◆ **PROVIDED MATERIAL**
↓

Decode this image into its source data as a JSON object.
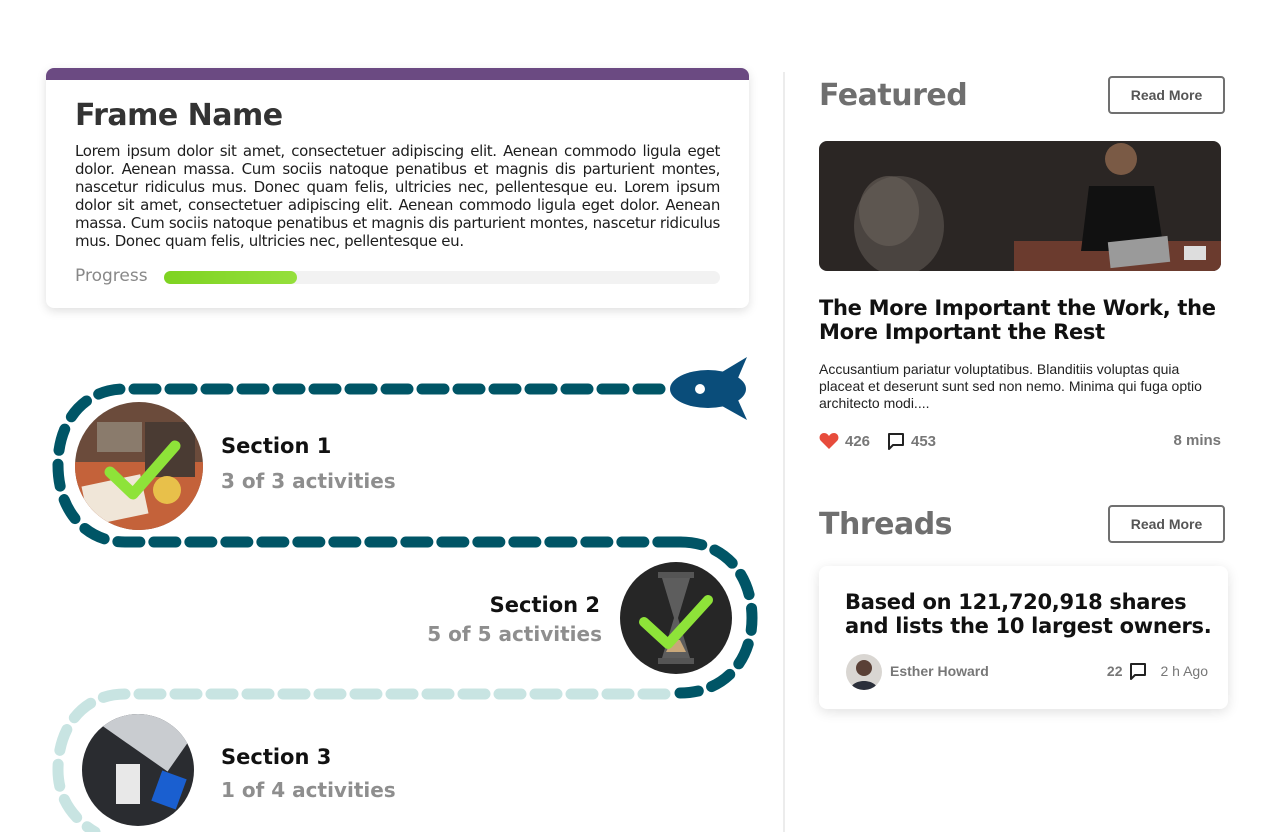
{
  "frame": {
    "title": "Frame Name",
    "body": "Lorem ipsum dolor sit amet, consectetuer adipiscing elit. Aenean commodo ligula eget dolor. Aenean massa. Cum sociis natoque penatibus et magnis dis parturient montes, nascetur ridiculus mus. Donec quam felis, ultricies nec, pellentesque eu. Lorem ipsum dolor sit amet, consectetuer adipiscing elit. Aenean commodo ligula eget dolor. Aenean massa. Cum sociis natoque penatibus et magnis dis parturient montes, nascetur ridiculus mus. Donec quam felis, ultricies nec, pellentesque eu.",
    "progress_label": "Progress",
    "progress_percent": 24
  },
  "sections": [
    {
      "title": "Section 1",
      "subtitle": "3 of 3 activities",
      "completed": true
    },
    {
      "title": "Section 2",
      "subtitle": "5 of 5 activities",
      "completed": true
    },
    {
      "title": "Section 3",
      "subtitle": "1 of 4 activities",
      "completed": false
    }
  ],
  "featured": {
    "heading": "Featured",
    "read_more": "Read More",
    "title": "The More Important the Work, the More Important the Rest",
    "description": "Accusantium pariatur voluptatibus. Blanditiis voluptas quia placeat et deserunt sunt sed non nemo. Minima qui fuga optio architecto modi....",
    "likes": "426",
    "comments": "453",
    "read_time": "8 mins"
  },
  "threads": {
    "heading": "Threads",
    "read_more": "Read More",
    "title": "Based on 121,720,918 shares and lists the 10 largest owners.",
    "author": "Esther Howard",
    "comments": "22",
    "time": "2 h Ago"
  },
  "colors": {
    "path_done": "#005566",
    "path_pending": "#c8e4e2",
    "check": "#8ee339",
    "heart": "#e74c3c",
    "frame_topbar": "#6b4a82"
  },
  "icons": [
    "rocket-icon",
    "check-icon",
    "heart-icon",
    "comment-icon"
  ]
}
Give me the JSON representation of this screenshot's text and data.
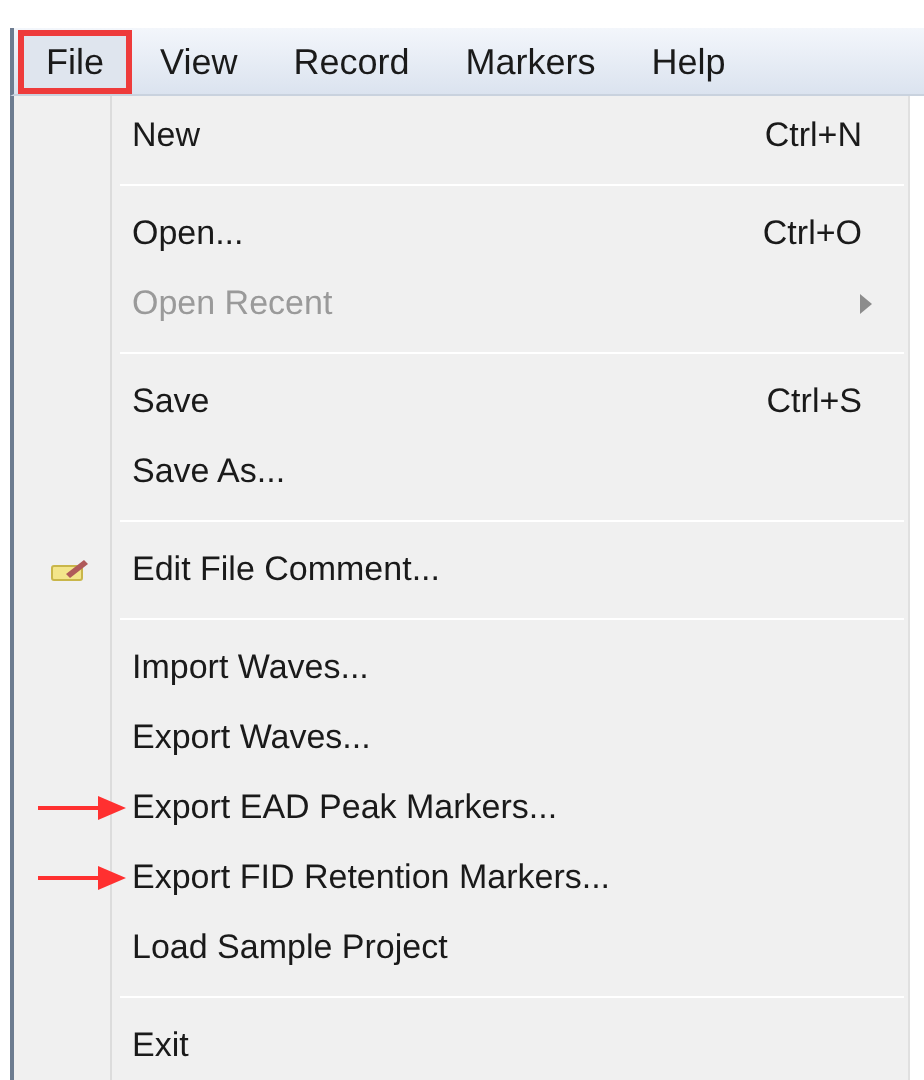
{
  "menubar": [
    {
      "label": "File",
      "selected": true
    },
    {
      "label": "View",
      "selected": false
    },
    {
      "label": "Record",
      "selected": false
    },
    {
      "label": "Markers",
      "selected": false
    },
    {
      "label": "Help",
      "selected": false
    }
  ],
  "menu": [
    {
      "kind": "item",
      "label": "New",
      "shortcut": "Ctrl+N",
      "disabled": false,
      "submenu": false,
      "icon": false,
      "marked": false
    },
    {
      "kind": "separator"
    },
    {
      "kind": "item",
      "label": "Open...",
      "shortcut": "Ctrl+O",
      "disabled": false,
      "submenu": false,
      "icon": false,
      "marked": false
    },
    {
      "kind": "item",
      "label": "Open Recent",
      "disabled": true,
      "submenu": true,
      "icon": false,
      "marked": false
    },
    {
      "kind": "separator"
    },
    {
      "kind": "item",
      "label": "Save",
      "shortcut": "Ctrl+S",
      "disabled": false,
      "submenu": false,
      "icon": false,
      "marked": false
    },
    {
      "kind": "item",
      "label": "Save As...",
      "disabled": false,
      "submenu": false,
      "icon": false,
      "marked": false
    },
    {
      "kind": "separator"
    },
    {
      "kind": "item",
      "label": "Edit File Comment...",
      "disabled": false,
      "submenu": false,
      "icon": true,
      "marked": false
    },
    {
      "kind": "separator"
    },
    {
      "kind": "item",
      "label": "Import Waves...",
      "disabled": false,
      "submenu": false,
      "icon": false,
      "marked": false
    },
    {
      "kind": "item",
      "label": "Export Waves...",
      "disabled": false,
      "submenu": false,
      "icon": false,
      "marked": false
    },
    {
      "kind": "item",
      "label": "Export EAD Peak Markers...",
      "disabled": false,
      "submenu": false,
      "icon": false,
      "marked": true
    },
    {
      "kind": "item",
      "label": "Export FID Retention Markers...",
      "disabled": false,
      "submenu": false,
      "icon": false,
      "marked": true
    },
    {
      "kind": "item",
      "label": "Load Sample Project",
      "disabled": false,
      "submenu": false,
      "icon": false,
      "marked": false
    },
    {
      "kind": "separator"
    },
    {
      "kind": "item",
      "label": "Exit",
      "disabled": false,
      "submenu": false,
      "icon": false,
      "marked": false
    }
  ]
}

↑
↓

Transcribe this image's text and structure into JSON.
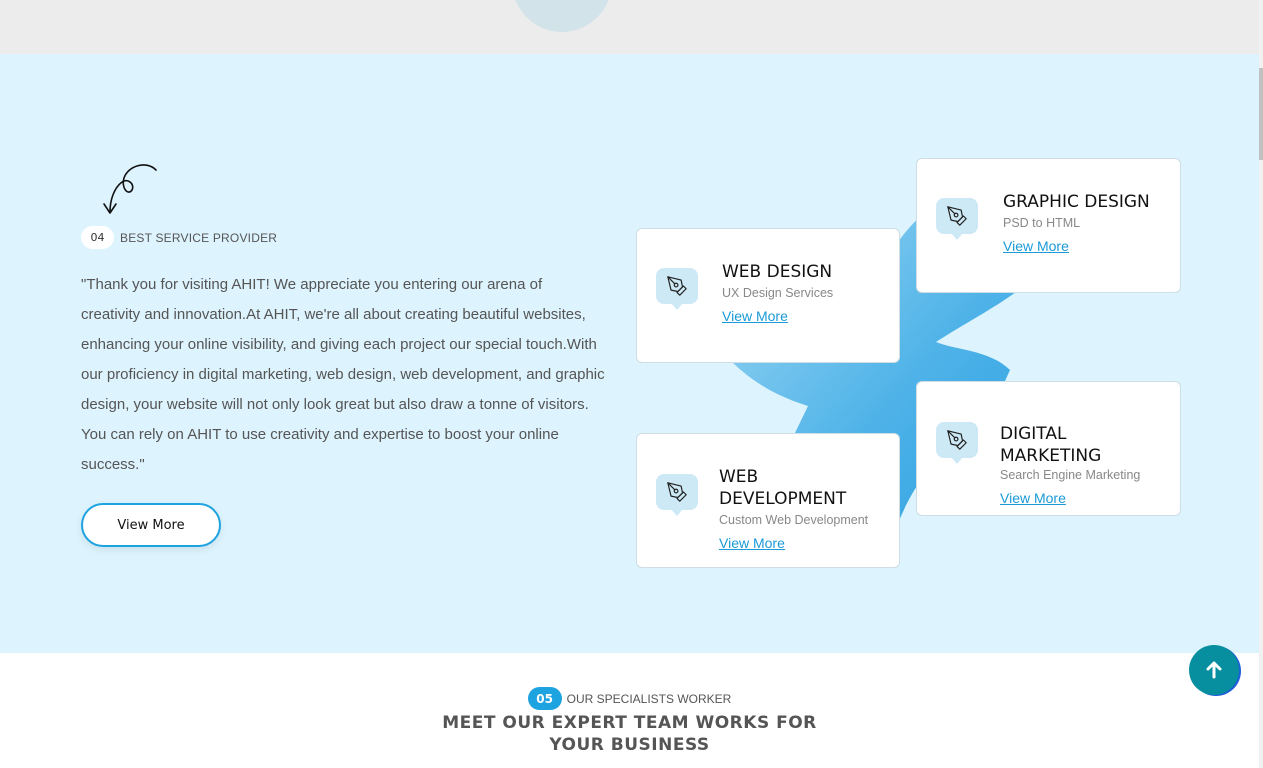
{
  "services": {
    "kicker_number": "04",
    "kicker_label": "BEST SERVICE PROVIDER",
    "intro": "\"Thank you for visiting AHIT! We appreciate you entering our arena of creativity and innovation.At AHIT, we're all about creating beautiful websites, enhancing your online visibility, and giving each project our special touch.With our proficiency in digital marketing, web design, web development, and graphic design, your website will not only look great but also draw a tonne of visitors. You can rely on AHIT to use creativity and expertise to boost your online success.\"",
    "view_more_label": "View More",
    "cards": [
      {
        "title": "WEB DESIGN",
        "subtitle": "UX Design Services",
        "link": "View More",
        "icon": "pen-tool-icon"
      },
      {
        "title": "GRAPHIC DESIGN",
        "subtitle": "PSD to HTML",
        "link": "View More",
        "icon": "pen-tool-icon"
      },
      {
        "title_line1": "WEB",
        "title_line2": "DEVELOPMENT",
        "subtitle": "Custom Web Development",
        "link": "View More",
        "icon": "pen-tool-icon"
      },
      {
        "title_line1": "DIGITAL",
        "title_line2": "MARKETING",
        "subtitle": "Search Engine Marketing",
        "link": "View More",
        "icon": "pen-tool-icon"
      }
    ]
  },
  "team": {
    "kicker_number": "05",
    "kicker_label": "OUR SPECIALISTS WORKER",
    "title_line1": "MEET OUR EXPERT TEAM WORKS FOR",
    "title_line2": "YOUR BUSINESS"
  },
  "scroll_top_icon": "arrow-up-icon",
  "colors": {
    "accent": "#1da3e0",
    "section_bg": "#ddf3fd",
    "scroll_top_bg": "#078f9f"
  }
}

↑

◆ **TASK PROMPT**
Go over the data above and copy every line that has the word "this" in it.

◆ **WRITTEN SOLUTION**
Decode this image into its source data as a JSON object.
Give me the JSON representation of this screenshot's text and data.
Transcribe this image's text and structure into JSON.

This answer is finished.